** Work request **
Retype the full listing without altering anything.
*** Material for the task Section Begins ***
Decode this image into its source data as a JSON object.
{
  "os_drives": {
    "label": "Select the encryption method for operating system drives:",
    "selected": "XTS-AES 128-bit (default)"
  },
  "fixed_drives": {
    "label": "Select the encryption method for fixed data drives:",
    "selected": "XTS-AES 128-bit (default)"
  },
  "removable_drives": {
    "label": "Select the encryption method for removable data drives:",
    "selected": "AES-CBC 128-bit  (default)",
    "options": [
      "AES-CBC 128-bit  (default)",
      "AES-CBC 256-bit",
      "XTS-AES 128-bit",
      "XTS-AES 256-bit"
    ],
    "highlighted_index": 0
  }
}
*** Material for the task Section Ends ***
** Exercise solution **
Decode this image into its source data as a JSON object.
{
  "os_drives": {
    "label": "Select the encryption method for operating system drives:",
    "selected": "XTS-AES 128-bit (default)"
  },
  "fixed_drives": {
    "label": "Select the encryption method for fixed data drives:",
    "selected": "XTS-AES 128-bit (default)"
  },
  "removable_drives": {
    "label": "Select the encryption method for removable data drives:",
    "selected": "AES-CBC 128-bit  (default)",
    "options": [
      "AES-CBC 128-bit  (default)",
      "AES-CBC 256-bit",
      "XTS-AES 128-bit",
      "XTS-AES 256-bit"
    ],
    "highlighted_index": 0
  }
}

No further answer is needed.